The enduring consequences of conflicts abroad have a pesky way of reaching our shores irrespective of American involvement. No product of war, like the people it displaces, has a more tangible impact on the nation placed at the receiving end. To the annoyance of some, our substantial wealth and availability of resources puts the United States in an opportune position to host these refugees. For the compassionate philanthropists among our population, reception of migrants fleeing from oppression and imminent danger presents a valuable opportunity to give to those in need a portion of our time and wealth of resources; a luxury afforded to us simply because of the geographical location we were born in.
Both Sides of the Issue
A massive migration of refugees comes with a series of problems, some of which deserve thoughtful consideration. Popular opinion concerning these potential issues seems to take one of two drastically opposing viewpoints with little room for overlap. The common critic’s assertions usually stem from an emotionally charged relationship with nationalism claiming a melting pot model can’t work properly if those mixed in don’t share Christian values. Concerns for language competency follow shortly after and generally occur with varying levels of English mastery themselves. In an attempt to persuade us further, we are then educated about the apparent increase of domestic terror attacks that would inevitably result from an influx of war-torn refugees.
Because none of these arguments directly mention skin color, we are then assured that evidence to support them, not bigotry, played a role in their construction.
The other side of the argument must also be considered an equally insincere effort to fully understand the potential risks involved with an indiscriminate reception of exiles. In what appears to be just another pandering of false values inasmuch as they run counter to positions from the other side of the aisle, the affirming party votes “yes,” but rejects the idea that possible negative consequences might exist. This open-mindedness is of course favored over the unsubstantiated convictions that oppose it. Yet neither side comes close to or even attempts to understand the important responsibility countries like ours must act on.
For many refugees, the choice to flee does not enter into their frequently urgent circumstances. The threat of persecution and ultimately personal injury to themselves and their families causes them to take immediate action towards safety. Leaving behind their homes, family, friends and economic stability for the promise of food, shelter and wellbeing places functioning members of society into desperate situations most Americans cannot begin to fathom.

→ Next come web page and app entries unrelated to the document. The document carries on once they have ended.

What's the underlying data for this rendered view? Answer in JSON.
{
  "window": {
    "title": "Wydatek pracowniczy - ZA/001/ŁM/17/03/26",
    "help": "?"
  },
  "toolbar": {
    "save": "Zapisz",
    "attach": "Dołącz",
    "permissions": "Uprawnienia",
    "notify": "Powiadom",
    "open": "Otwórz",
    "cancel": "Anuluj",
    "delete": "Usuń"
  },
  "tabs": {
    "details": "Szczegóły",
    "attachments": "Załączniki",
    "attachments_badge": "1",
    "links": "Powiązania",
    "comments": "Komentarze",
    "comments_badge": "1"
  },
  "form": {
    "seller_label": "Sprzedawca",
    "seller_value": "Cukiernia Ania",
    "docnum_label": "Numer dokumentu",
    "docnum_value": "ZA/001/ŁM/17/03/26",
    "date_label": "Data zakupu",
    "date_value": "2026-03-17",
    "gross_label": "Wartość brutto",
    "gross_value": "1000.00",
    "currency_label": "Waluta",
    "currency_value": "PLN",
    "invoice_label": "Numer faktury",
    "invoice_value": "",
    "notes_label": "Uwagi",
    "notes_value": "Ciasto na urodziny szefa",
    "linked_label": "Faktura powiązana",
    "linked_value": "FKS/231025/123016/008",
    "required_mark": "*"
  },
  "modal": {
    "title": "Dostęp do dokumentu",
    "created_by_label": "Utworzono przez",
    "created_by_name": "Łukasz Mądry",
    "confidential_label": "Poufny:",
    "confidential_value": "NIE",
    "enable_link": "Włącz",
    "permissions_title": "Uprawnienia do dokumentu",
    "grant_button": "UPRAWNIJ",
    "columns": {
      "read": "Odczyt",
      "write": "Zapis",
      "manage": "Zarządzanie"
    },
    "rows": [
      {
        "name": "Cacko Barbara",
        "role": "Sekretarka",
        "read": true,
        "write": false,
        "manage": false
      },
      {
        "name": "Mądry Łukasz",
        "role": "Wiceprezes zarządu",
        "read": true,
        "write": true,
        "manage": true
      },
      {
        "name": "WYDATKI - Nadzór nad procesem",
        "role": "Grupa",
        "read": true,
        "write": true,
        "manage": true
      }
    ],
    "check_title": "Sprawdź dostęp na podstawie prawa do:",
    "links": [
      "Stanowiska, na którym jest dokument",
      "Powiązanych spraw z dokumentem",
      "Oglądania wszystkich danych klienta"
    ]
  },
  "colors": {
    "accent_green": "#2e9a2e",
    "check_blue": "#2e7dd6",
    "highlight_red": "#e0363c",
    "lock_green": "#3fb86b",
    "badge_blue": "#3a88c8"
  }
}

Armed with only the faith of a neighboring country’s sympathy, they make grueling journeys by boat and through wilderness not knowing what awaits them when or if they arrive.
It is our responsibility, as well as the responsibility of any nation with the economic availability, to invite our brothers and sisters from abroad to find refuge within the safe and plentiful borders of our country. We have forgotten the trials of our ancestors who risked life and limb to settle here in the past, and in doing so we’ve created a hypocritical climate of elitism.
Detractors will undoubtedly point toward incidents in the European Union caused by an influx of refugee arrivals. The biggest contributing factor in these cases is the disproportionate number of governments participating in mass refugee placement programs. Germany, a country about the size of Oregon with a population of 82 million, has taken in nearly 900,000 asylum seekers compared to the 3 million the U.S. (current population at 325 million) has taken in since 1980. It is safe to say we are not doing our part to adequately accommodate our share.
This reluctance to provide for those who cannot provide for themselves stems from a misrepresentation of the host’s relationship to the disadvantaged. “Burden” is often used to describe what should be considered an opportunity to serve our fellow man while increasing our cultural richness through diversity.
Climbing the lengthy ladder of legislation required to change our current laws doesn’t exactly inspire hope, especially when a large portion of the country has succumbed to race-based fear mongering. Community outreach programs that serve refugees living in Salt Lake City are eager to fill volunteer positions, many of which are offered by the University of Utah.
Through the Lowell Bennion Community Service Center’s International Service facet, there are several student-directed programs that cater to diverse populations with refugee status.
International Rescue Committee
The goal of this organization is to help refugees from every background in their resettling process. Some of the services they provide include: accessing health care, childcare, family mentoring, assistance with tax filing, tech support mentoring and language learning tutoring. There are currently many volunteer opportunities available to interested candidates.
Information about the IRC and other equally important programs for our local refugees can be found at www.bennioncenter.org.